● Exercise instructions
Write out the data word for word and omit every picture.
*** Opening of Material for the task ***
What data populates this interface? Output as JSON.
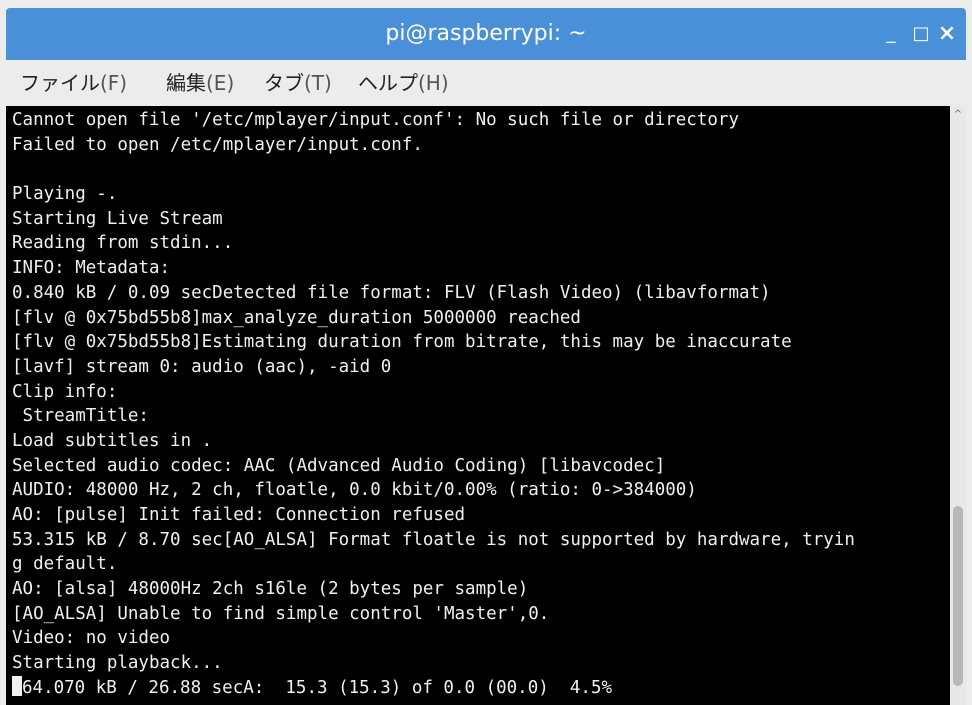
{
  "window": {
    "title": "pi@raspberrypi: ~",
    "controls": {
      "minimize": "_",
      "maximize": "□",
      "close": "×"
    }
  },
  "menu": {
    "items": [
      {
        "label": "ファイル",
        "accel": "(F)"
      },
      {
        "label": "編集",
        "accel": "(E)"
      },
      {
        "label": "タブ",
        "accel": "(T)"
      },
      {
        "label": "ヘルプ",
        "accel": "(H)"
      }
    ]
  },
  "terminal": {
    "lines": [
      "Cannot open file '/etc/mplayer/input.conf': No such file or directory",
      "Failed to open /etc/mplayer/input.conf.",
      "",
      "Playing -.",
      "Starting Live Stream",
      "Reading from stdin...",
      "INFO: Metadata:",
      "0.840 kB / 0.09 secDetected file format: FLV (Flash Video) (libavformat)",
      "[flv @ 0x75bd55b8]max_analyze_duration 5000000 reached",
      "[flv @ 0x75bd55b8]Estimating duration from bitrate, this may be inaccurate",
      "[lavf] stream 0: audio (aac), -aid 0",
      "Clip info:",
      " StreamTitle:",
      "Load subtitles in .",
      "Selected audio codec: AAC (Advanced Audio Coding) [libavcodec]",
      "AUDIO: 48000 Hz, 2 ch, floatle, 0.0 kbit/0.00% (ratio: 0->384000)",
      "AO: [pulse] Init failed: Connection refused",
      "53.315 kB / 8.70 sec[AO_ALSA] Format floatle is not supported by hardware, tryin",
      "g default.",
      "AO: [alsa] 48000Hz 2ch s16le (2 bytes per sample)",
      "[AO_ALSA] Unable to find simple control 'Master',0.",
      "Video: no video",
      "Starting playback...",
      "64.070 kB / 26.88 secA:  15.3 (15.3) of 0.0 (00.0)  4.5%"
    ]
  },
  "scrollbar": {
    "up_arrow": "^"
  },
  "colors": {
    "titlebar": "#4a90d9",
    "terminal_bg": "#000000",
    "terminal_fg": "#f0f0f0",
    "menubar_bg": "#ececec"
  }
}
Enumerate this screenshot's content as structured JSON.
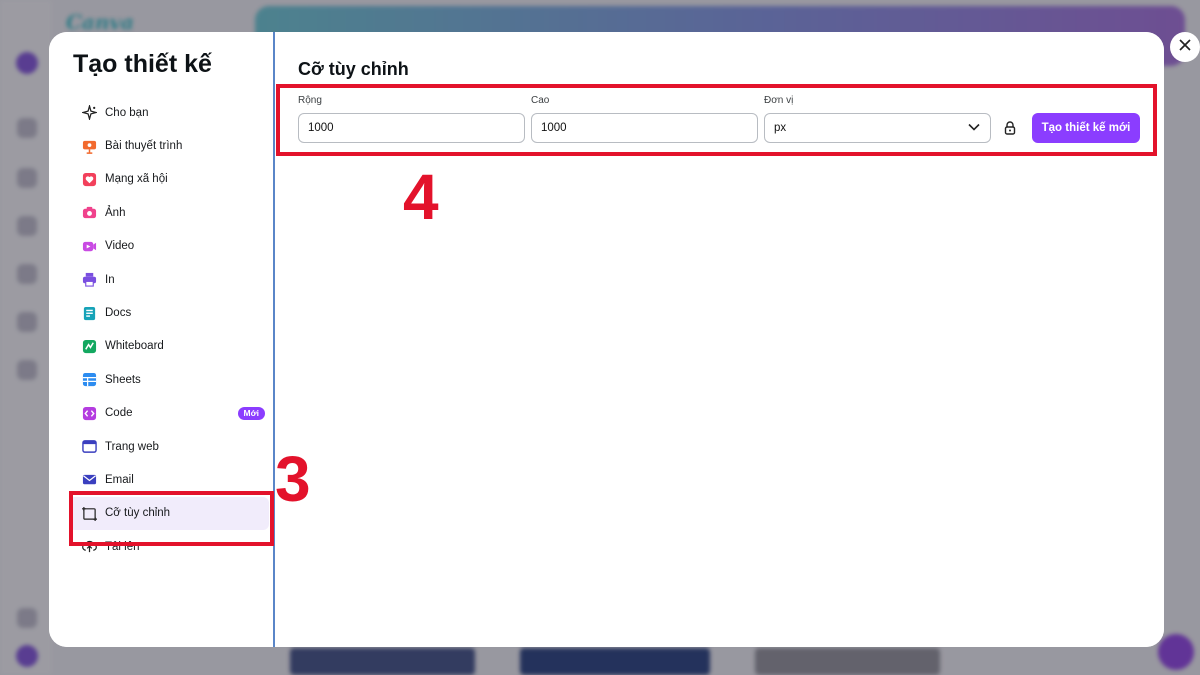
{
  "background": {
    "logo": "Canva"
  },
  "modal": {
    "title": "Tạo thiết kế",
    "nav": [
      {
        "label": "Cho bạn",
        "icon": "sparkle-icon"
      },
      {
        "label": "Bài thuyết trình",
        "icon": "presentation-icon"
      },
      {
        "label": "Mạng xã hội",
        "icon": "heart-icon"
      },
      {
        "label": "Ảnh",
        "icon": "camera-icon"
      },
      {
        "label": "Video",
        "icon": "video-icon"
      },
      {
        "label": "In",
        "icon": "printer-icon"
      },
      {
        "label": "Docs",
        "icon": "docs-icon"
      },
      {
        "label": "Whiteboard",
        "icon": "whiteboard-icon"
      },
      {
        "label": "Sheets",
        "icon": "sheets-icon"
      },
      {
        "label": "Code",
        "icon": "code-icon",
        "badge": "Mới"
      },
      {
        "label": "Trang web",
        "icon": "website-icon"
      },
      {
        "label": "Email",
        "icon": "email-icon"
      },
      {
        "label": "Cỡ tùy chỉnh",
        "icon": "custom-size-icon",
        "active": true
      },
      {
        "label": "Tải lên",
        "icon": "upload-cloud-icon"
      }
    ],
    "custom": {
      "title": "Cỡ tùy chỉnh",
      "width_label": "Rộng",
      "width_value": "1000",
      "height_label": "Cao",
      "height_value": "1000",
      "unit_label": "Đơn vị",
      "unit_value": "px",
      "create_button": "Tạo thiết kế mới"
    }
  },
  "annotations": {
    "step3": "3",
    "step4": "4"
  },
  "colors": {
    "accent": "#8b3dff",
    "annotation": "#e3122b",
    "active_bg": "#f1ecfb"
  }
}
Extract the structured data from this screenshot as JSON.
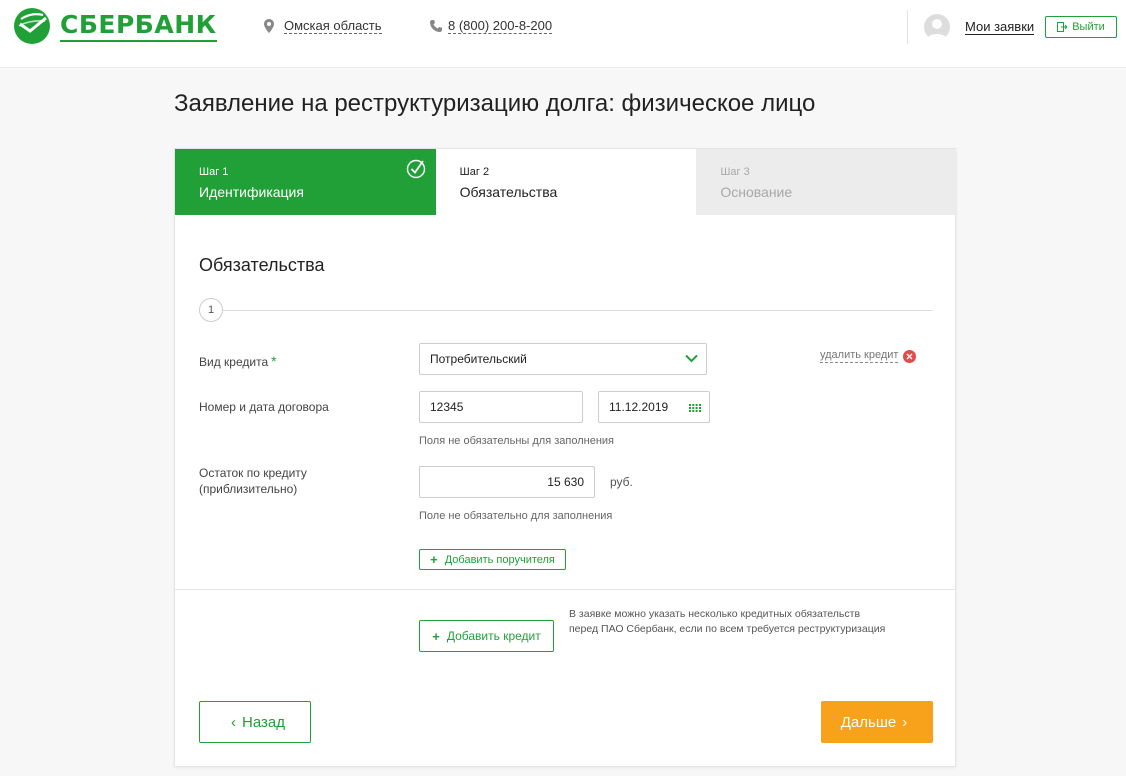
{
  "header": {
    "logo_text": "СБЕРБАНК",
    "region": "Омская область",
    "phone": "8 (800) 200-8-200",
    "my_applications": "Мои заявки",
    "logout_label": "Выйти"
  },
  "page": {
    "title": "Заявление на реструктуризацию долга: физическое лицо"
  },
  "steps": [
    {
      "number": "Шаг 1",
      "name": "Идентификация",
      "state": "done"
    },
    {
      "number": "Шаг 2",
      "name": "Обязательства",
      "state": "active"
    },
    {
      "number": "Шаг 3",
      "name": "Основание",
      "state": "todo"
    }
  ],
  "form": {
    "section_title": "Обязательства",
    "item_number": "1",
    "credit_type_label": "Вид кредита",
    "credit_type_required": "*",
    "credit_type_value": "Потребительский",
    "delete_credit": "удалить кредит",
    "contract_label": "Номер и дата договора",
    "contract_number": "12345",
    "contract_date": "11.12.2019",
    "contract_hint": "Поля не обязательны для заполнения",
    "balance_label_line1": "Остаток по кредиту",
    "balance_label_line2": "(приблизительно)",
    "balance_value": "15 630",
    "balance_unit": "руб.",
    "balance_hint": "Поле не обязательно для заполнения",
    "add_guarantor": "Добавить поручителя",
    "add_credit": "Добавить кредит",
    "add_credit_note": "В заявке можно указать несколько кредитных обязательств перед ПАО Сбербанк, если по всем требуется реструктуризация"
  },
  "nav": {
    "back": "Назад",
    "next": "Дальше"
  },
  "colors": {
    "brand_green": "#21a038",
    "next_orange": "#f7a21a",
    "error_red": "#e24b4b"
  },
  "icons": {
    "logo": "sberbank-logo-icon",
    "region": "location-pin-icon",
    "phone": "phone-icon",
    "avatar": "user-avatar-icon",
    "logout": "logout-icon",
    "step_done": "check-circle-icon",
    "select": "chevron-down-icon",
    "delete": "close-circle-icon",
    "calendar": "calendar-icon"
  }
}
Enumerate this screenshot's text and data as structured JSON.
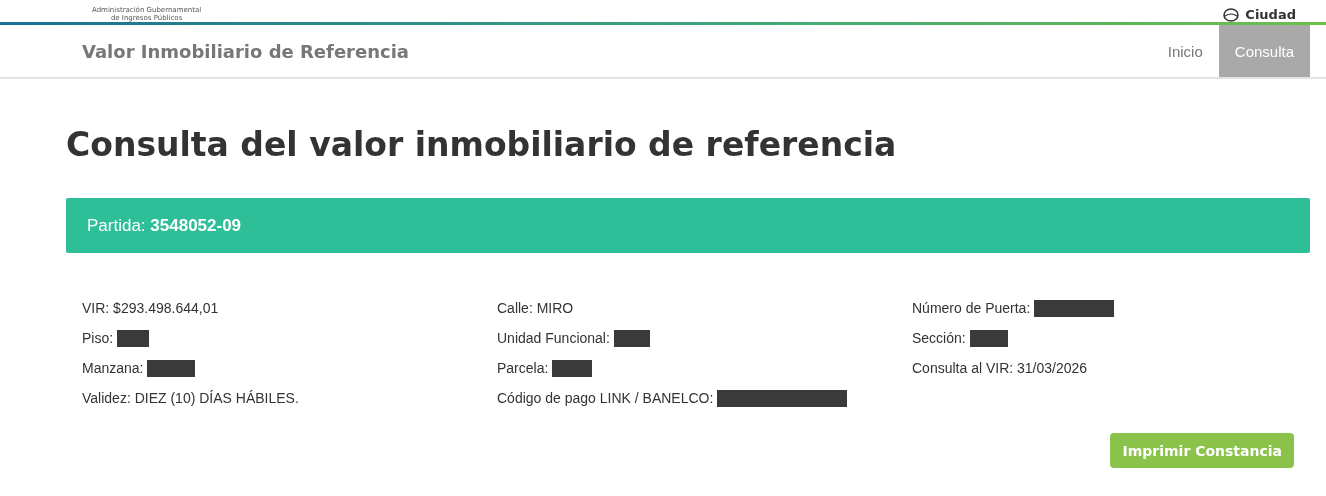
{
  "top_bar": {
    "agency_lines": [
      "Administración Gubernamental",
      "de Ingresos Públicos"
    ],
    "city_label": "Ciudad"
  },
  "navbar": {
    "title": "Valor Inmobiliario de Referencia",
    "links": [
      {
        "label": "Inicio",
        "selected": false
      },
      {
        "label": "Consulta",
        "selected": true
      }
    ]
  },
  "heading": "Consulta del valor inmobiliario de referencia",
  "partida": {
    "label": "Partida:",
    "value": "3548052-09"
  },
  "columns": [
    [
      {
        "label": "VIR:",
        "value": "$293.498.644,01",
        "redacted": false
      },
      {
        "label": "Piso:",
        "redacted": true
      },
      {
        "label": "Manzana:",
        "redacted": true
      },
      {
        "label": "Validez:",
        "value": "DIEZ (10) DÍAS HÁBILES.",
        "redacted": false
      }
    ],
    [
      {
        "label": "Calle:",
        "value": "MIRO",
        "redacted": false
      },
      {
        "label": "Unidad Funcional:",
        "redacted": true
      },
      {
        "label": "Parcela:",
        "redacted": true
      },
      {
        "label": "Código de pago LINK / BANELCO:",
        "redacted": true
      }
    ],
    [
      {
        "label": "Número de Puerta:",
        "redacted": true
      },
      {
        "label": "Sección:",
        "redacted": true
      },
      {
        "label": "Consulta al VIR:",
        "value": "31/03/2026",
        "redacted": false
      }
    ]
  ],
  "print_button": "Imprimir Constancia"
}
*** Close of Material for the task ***
● Answer space
What data populates this interface? Output as JSON.
{
  "window": {
    "title": "pi@raspberrypi: ~",
    "controls": {
      "minimize": "_",
      "maximize": "□",
      "close": "×"
    }
  },
  "menu": {
    "items": [
      {
        "label": "ファイル",
        "accel": "(F)"
      },
      {
        "label": "編集",
        "accel": "(E)"
      },
      {
        "label": "タブ",
        "accel": "(T)"
      },
      {
        "label": "ヘルプ",
        "accel": "(H)"
      }
    ]
  },
  "terminal": {
    "lines": [
      "Cannot open file '/etc/mplayer/input.conf': No such file or directory",
      "Failed to open /etc/mplayer/input.conf.",
      "",
      "Playing -.",
      "Starting Live Stream",
      "Reading from stdin...",
      "INFO: Metadata:",
      "0.840 kB / 0.09 secDetected file format: FLV (Flash Video) (libavformat)",
      "[flv @ 0x75bd55b8]max_analyze_duration 5000000 reached",
      "[flv @ 0x75bd55b8]Estimating duration from bitrate, this may be inaccurate",
      "[lavf] stream 0: audio (aac), -aid 0",
      "Clip info:",
      " StreamTitle:",
      "Load subtitles in .",
      "Selected audio codec: AAC (Advanced Audio Coding) [libavcodec]",
      "AUDIO: 48000 Hz, 2 ch, floatle, 0.0 kbit/0.00% (ratio: 0->384000)",
      "AO: [pulse] Init failed: Connection refused",
      "53.315 kB / 8.70 sec[AO_ALSA] Format floatle is not supported by hardware, tryin",
      "g default.",
      "AO: [alsa] 48000Hz 2ch s16le (2 bytes per sample)",
      "[AO_ALSA] Unable to find simple control 'Master',0.",
      "Video: no video",
      "Starting playback...",
      "64.070 kB / 26.88 secA:  15.3 (15.3) of 0.0 (00.0)  4.5%"
    ]
  },
  "scrollbar": {
    "up_arrow": "^"
  },
  "colors": {
    "titlebar": "#4a90d9",
    "terminal_bg": "#000000",
    "terminal_fg": "#f0f0f0",
    "menubar_bg": "#ececec"
  }
}
Enumerate this screenshot's content as structured JSON.
{
  "background": {
    "logo": "Canva"
  },
  "modal": {
    "title": "Tạo thiết kế",
    "nav": [
      {
        "label": "Cho bạn",
        "icon": "sparkle-icon"
      },
      {
        "label": "Bài thuyết trình",
        "icon": "presentation-icon"
      },
      {
        "label": "Mạng xã hội",
        "icon": "heart-icon"
      },
      {
        "label": "Ảnh",
        "icon": "camera-icon"
      },
      {
        "label": "Video",
        "icon": "video-icon"
      },
      {
        "label": "In",
        "icon": "printer-icon"
      },
      {
        "label": "Docs",
        "icon": "docs-icon"
      },
      {
        "label": "Whiteboard",
        "icon": "whiteboard-icon"
      },
      {
        "label": "Sheets",
        "icon": "sheets-icon"
      },
      {
        "label": "Code",
        "icon": "code-icon",
        "badge": "Mới"
      },
      {
        "label": "Trang web",
        "icon": "website-icon"
      },
      {
        "label": "Email",
        "icon": "email-icon"
      },
      {
        "label": "Cỡ tùy chỉnh",
        "icon": "custom-size-icon",
        "active": true
      },
      {
        "label": "Tải lên",
        "icon": "upload-cloud-icon"
      }
    ],
    "custom": {
      "title": "Cỡ tùy chỉnh",
      "width_label": "Rộng",
      "width_value": "1000",
      "height_label": "Cao",
      "height_value": "1000",
      "unit_label": "Đơn vị",
      "unit_value": "px",
      "create_button": "Tạo thiết kế mới"
    }
  },
  "annotations": {
    "step3": "3",
    "step4": "4"
  },
  "colors": {
    "accent": "#8b3dff",
    "annotation": "#e3122b",
    "active_bg": "#f1ecfb"
  }
}
Extract the structured data from this screenshot as JSON.
{
  "header": {
    "logo_text": "СБЕРБАНК",
    "region": "Омская область",
    "phone": "8 (800) 200-8-200",
    "my_applications": "Мои заявки",
    "logout_label": "Выйти"
  },
  "page": {
    "title": "Заявление на реструктуризацию долга: физическое лицо"
  },
  "steps": [
    {
      "number": "Шаг 1",
      "name": "Идентификация",
      "state": "done"
    },
    {
      "number": "Шаг 2",
      "name": "Обязательства",
      "state": "active"
    },
    {
      "number": "Шаг 3",
      "name": "Основание",
      "state": "todo"
    }
  ],
  "form": {
    "section_title": "Обязательства",
    "item_number": "1",
    "credit_type_label": "Вид кредита",
    "credit_type_required": "*",
    "credit_type_value": "Потребительский",
    "delete_credit": "удалить кредит",
    "contract_label": "Номер и дата договора",
    "contract_number": "12345",
    "contract_date": "11.12.2019",
    "contract_hint": "Поля не обязательны для заполнения",
    "balance_label_line1": "Остаток по кредиту",
    "balance_label_line2": "(приблизительно)",
    "balance_value": "15 630",
    "balance_unit": "руб.",
    "balance_hint": "Поле не обязательно для заполнения",
    "add_guarantor": "Добавить поручителя",
    "add_credit": "Добавить кредит",
    "add_credit_note": "В заявке можно указать несколько кредитных обязательств перед ПАО Сбербанк, если по всем требуется реструктуризация"
  },
  "nav": {
    "back": "Назад",
    "next": "Дальше"
  },
  "colors": {
    "brand_green": "#21a038",
    "next_orange": "#f7a21a",
    "error_red": "#e24b4b"
  },
  "icons": {
    "logo": "sberbank-logo-icon",
    "region": "location-pin-icon",
    "phone": "phone-icon",
    "avatar": "user-avatar-icon",
    "logout": "logout-icon",
    "step_done": "check-circle-icon",
    "select": "chevron-down-icon",
    "delete": "close-circle-icon",
    "calendar": "calendar-icon"
  }
}
Enumerate this screenshot's text and data as structured JSON.
{
  "top_bar": {
    "agency_lines": [
      "Administración Gubernamental",
      "de Ingresos Públicos"
    ],
    "city_label": "Ciudad"
  },
  "navbar": {
    "title": "Valor Inmobiliario de Referencia",
    "links": [
      {
        "label": "Inicio",
        "selected": false
      },
      {
        "label": "Consulta",
        "selected": true
      }
    ]
  },
  "heading": "Consulta del valor inmobiliario de referencia",
  "partida": {
    "label": "Partida:",
    "value": "3548052-09"
  },
  "columns": [
    [
      {
        "label": "VIR:",
        "value": "$293.498.644,01",
        "redacted": false
      },
      {
        "label": "Piso:",
        "redacted": true
      },
      {
        "label": "Manzana:",
        "redacted": true
      },
      {
        "label": "Validez:",
        "value": "DIEZ (10) DÍAS HÁBILES.",
        "redacted": false
      }
    ],
    [
      {
        "label": "Calle:",
        "value": "MIRO",
        "redacted": false
      },
      {
        "label": "Unidad Funcional:",
        "redacted": true
      },
      {
        "label": "Parcela:",
        "redacted": true
      },
      {
        "label": "Código de pago LINK / BANELCO:",
        "redacted": true
      }
    ],
    [
      {
        "label": "Número de Puerta:",
        "redacted": true
      },
      {
        "label": "Sección:",
        "redacted": true
      },
      {
        "label": "Consulta al VIR:",
        "value": "31/03/2026",
        "redacted": false
      }
    ]
  ],
  "print_button": "Imprimir Constancia"
}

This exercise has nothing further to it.